Going green can be pricey when installing solar panels on a home or business. And even though big-box, all-inclusive solar-system providers like SolarCity have developed innovative leasing options to incentivize customers, a host of local- and state-government fees on the installations don’t help matters. There are state, county and municipal fees for building permits, application reviews and plan reviews for solar systems.

Current law limits those fees, but the limits are set to expire next year. State Sen. Bob Gardner of Colorado Springs and Andy Kerr of Lakewood — who as members of the lower chamber in 2011 helped pass some of the original limits — now propose to extend them. Their Senate Bill 179, approved Thursday by the Senate Finance Committee, would extend to 2025 all existing laws that limit the amount of permit, plan review, or other fees that counties, municipalities, or the state may charge for installing solar energy devices or systems.
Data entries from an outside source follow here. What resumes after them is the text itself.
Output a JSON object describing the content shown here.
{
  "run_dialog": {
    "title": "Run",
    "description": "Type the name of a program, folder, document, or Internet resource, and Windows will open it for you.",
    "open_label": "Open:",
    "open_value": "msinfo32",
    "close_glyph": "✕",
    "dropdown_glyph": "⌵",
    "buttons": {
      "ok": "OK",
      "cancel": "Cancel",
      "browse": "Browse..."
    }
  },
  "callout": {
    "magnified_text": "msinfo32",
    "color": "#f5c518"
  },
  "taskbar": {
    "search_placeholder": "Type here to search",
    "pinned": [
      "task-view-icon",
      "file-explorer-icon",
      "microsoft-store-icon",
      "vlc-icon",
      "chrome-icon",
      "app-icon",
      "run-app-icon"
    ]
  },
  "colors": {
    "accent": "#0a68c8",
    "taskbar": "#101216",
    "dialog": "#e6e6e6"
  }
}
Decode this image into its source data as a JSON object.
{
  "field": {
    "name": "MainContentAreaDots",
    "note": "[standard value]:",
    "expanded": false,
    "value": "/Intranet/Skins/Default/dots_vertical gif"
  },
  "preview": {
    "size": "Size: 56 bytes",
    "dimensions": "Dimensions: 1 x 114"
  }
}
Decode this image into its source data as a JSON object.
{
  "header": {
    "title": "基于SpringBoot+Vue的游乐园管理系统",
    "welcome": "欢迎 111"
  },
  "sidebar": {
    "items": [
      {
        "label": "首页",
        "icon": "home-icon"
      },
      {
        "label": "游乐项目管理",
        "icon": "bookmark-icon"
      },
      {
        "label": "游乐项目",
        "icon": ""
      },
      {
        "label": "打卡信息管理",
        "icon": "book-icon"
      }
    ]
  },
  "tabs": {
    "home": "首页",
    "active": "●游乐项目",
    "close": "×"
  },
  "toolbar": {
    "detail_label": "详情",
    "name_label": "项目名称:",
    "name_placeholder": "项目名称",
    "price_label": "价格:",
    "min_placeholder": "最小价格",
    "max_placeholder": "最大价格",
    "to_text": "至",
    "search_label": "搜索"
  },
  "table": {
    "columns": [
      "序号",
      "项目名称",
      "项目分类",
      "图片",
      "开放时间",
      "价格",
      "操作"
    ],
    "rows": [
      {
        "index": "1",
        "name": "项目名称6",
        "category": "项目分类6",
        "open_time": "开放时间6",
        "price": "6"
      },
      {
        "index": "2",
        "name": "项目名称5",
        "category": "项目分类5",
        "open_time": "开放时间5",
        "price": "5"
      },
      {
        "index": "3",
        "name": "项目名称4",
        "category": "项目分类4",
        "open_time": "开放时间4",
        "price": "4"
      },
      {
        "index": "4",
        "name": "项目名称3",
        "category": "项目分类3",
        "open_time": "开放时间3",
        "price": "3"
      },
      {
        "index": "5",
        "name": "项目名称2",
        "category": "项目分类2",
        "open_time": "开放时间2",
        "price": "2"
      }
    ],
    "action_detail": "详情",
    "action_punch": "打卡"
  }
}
Said the Republican Gardner in a press statement released by the Senate GOP:

“I am always cautious about government subsidizing programs or technologies, however, in this instance, government is penalizing Coloradans and small businesses,” said Gardner. “That cannot continue. Removing fees and penalties for consumers, allowing the free market to flourish, and encouraging a truly all-of-the-above energy policy, is an example of the good economic stewardship with which the taxpayers have charged us as elected officials.”

SB 179 now moves to the Appropriations Committee.


Katie OtterbeckKatie OtterbeckMarch 16, 20164min318

Fifteen years ago, flat-screen televisions were a rare luxury item, a smart phone was one with an address book, we kept our music on plastic discs and video chats were a feature in Star Trek episodes. Now there’s widespread use of handheld devices that enable us listen to music, watch videos, talk, text or video-chat with friends or colleagues, while also providing immediate access to a world of information.